    It was precisely because of this requirement that John Courtney Murray wrote Dignitatis Humane. He acknowledged it as a problem and DH was his solution. I feel no obligation to agree with him.

  • JL says:

    “Even Ludwig von Mises noted the importance of such an elite.”
    But how does von Mises envision such an institution remaining publicly viable? In a liberal society, it seems like it needs structural support.

    “I’m not sure the manner in which one earns wealth has anything to do with one’s obligation to use it charitably.”

    Not just wealth, but power, influence, etc. I know there is a tendency to idealize the past (just as other people have a tendency to vilify it, for similar reasons), but perhaps arbitrariness of membership in the nobility and aristocracy was a positive. In other words, it wasn’t something you earned by your own effort, but something you were born into, inheriting the roles and obligations that went along with it. (obviously negatives here, not denying that) If there’s a down-side to meritocracy, it’s that it can justify social Darwinism: since everyone has a chance to pull themselves up, the strong will and the weak won’t. The problem is that equality of opportunity doesn’t really exist. Yes, everyone has to play by the rules, but people are given clear advantages based on birth and family. But because we’re so convinced we’ve “earned” everything solely through our own labors, it’s easy to look at others and say “they could fix their situation if they just tried harder!” So yes, I agree with you that one’s charitable obligation exists no matter how they obtained their status, but I also think a meritocracy has a tendency to render inequalities as just, and therefore decrease the perception that one ought to do anything to alleviate the misfortune of another.

    “If I wanted to write a 5,000 word review of RTO as opposed to a 1200+ word review, I could have critiqued the idea that a moral consensus ever produced a society of solidly virtuous people. What the moral consensus provided were virtues that were commonly acknowledged and striven for, not necessarily lived and practiced. That situation is superior to the one we have now, undoubtedly, but there is a risk of romanticizing and idealizing the past as well as the present.
    I think the best we can hope for are pockets of virtue and sanity, most of which will be temporary.”

    I respect your position immensely. You recognize the shortcomings of our present arrangement, but also call for prudent and realistic action within the system as it is. I am, however, just a bit more optimistic that a better concept of society (not an ideal one, just a better one) is attainable. MacIntyre seems to suggest that it will only come about in the ashes of the current one, a scenario we shouldn’t hope for, but one in which we should be ready to act if it comes. Til then, I’ll concern myself with these “pockets of virtue and sanity” you mention. As I said before, I do think the American model, with a proper federalist interpretation, could allow for a state to be a sort of mini-republic that is conducive to this end…so I remain hopefully that everything won’t have to be blown up to achieve something a little less transient than temporary pockets. But it looks pretty bleak as of now…

  • JL says:

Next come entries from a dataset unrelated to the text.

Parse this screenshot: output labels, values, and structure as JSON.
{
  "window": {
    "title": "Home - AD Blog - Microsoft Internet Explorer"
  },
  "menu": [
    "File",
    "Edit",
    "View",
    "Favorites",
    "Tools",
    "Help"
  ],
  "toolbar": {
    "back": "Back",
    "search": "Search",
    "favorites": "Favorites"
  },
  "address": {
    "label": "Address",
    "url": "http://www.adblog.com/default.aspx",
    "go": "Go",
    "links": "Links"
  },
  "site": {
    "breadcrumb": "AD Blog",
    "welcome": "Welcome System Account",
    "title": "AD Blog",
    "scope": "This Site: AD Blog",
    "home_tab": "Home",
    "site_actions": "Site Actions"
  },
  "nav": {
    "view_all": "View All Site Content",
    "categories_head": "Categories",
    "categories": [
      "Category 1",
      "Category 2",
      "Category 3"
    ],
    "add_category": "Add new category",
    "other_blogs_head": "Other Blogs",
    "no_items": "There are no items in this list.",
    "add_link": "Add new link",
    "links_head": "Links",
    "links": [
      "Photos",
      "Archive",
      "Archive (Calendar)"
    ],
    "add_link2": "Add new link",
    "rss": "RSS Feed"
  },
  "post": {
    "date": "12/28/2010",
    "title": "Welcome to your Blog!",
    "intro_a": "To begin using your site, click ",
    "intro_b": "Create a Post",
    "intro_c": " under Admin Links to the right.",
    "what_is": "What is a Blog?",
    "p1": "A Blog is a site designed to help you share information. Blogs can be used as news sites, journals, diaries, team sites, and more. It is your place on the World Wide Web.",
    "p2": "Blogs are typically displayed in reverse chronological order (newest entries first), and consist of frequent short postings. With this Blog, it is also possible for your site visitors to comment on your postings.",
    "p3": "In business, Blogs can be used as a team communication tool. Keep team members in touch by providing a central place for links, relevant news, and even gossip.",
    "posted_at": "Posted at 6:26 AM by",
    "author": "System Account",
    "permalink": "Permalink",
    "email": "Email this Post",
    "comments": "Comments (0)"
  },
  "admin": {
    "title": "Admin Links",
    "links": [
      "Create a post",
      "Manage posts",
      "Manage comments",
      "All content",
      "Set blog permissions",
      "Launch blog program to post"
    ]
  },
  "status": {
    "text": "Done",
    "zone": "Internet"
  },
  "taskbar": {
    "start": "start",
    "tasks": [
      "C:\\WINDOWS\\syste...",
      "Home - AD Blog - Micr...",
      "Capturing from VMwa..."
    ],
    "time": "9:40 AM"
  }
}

    I haven’t read Murray, but through the secondary sources that mention him, it seems he was a little too eager to accommodate the liberal project as not merely tolerable, but the very embodiment of Catholic political thought. Sounds like Orestes Brownson, who I also need to, but haven’t read.

Follow TAC by Clicking on the Buttons Below
Bookmark and Share
Subscribe by eMail

Enter your email:

Recent Comments
Archives
Our Visitors. . .
Our Subscribers. . .